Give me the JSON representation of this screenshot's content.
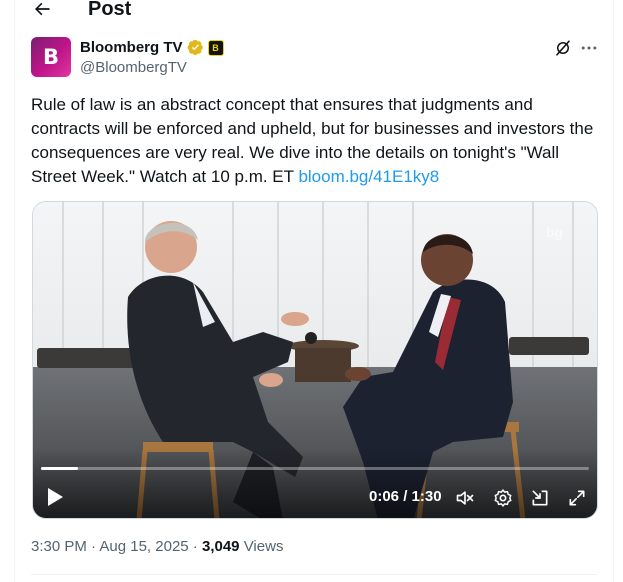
{
  "header": {
    "title": "Post",
    "back_icon": "arrow-left-icon"
  },
  "author": {
    "display_name": "Bloomberg TV",
    "handle": "@BloombergTV",
    "avatar_letter": "B",
    "affiliate_badge_letter": "B",
    "verified_color": "#e2b719",
    "avatar_color": "#c0148a"
  },
  "tweet": {
    "text": "Rule of law is an abstract concept that ensures that judgments and contracts will be enforced and upheld, but for businesses and investors the consequences are very real. We dive into the details on tonight's \"Wall Street Week.\" Watch at 10 p.m. ET ",
    "link": "bloom.bg/41E1ky8",
    "link_color": "#1d9bf0"
  },
  "video": {
    "watermark": "bg",
    "current_time": "0:06",
    "duration": "1:30",
    "time_display": "0:06 / 1:30",
    "progress": 0.067
  },
  "meta": {
    "time": "3:30 PM",
    "separator": " · ",
    "date": "Aug 15, 2025",
    "views_count": "3,049",
    "views_label": " Views"
  }
}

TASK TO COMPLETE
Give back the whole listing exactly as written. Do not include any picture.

ANSWER BOX
Give me the JSON representation of this screenshot's content.
{
  "header": {
    "title": "Post",
    "back_icon": "arrow-left-icon"
  },
  "author": {
    "display_name": "Bloomberg TV",
    "handle": "@BloombergTV",
    "avatar_letter": "B",
    "affiliate_badge_letter": "B",
    "verified_color": "#e2b719",
    "avatar_color": "#c0148a"
  },
  "tweet": {
    "text": "Rule of law is an abstract concept that ensures that judgments and contracts will be enforced and upheld, but for businesses and investors the consequences are very real. We dive into the details on tonight's \"Wall Street Week.\" Watch at 10 p.m. ET ",
    "link": "bloom.bg/41E1ky8",
    "link_color": "#1d9bf0"
  },
  "video": {
    "watermark": "bg",
    "current_time": "0:06",
    "duration": "1:30",
    "time_display": "0:06 / 1:30",
    "progress": 0.067
  },
  "meta": {
    "time": "3:30 PM",
    "separator": " · ",
    "date": "Aug 15, 2025",
    "views_count": "3,049",
    "views_label": " Views"
  }
}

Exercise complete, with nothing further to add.